A Nurses Perspective: Cannabis Pediatric Refugees and the Reality in Colorado By: Jennie Stormes, RN, BSN, MSN Student
You have a disabled child? A sickly child with cancer or Crohnâ€™s? A child with autism or seizures? Something that cannabis is known to treat, then the advice most parents receive from the general community is â€œGo to Colorado, they have marijuana and it will cure your kid.â€? Not many are willing to stay and help fight for change within those states for many reasons. If they do stay for a bit to change the laws, the parent and the child become targets of the state and child protective services. For many of these kids, they do not have the time to wait for changes within their own state. Then there is the reality of moving to another state. It is an emotional situation with many decisions and implications. Moving is not easy for anyone, especially someone who is disabled. The cost can be $10,000 or more for a family, for a cross-county move. The services and medical supplies, the support system, and education services to be re-established. The cost of living in Colorado is not cheap and housing can be scarce in the more populated areas, which are closest to the medical care, educational, and social services. Jobs are available, but not for disabled or those who cannot pass a mandatory drug test, which includes the very medication needed to address the illness and symptoms they are trying to relieve.

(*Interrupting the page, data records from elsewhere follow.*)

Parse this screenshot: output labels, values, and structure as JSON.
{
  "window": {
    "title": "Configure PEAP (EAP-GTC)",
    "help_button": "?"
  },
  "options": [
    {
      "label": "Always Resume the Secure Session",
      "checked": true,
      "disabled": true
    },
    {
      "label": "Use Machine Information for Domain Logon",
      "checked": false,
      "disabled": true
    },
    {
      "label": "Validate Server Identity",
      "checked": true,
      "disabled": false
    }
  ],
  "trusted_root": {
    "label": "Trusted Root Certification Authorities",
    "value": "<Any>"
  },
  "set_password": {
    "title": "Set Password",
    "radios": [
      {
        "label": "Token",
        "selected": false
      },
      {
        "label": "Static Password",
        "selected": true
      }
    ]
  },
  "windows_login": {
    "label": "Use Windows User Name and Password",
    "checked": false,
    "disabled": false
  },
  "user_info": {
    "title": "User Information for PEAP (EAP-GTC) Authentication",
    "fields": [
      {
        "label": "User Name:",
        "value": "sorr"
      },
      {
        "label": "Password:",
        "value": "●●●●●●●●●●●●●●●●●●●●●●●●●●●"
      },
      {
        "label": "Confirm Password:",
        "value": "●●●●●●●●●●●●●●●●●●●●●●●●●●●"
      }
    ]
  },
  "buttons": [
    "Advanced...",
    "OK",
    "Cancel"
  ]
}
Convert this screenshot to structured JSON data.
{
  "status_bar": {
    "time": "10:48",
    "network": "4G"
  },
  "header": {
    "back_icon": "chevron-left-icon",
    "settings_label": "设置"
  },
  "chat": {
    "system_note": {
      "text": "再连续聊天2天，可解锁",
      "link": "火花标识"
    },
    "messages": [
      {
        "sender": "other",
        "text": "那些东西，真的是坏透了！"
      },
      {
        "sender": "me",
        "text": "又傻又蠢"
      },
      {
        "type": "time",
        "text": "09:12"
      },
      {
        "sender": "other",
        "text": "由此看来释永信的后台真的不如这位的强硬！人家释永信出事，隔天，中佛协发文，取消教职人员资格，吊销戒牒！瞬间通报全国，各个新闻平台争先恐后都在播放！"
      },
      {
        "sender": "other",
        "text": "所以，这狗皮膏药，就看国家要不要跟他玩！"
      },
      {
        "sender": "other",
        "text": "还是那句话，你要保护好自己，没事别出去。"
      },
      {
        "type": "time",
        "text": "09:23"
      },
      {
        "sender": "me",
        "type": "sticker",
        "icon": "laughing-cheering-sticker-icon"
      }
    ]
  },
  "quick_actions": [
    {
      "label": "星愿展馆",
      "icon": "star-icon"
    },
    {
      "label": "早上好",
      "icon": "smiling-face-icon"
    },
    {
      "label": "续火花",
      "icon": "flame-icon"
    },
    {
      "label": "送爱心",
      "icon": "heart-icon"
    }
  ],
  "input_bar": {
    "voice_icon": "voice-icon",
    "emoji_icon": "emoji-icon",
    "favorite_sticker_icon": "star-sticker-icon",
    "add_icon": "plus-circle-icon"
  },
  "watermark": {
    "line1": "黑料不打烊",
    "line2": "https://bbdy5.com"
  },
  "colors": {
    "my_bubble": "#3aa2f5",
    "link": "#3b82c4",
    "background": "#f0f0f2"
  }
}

Cannabis is recreationally available for those over 21. For the medical program, a minor (under 18) requires a recommendation of two physicians with qualifying conditions. Adults only require one physician to recommend cannabis as a treatment. In Colorado, the qualifying conditions are limited with only selected disorders: cancer, glaucoma, HIV/AIDS, cachexia, persistent muscle spasms, seizures, severe pain, severe nausea, and just signed into law, PTSD (CDPHE, n.d.; Wallace, 2017). Children with autism, without another diagnosis or qualifying condition, may not be eligible under Colorado laws for cannabis use. This is the situation for many children who suffer from a disorder which cannabis is known to help, but do not have a qualifying condition in the state, they are excluded from the medical marijuana program. These parents are forced to administer secretly and are afforded no protection as a child who is allowed to possess a recommended physician approval and card from the state. As an adult, they would simply access the much needed cannabis through the recreational market, even though their use is medical. This will incur higher taxes and higher costs with less access to all forms of medical products afforded the medical patient. Additionally, they have different limits on amounts to purchase and carry than a medical patient in the same state. Establishing residency, medical care, finding a medical waiver (if eligible) and educational services in a safe neighborhood is stressful. New state residency comes with new rules, new taxes, and new realities. In Colorado, there is also the altitude, which can impact the existing health condition, especially those with breathing issues and oxygen needs. ome of the new realities are, not everyone in Colorado is accepting of cannabis as a medication. If you call the doctor to establish care, they do not take cannabis patients or Medicaid patients. Although there is an established
Published on Jul 1, 2017
Published on Jul 1, 2017
This issue asks “What about the kids?” Cannabis Nurses Magazine is here to tell you about the kids. As controversial this topic is, it is n...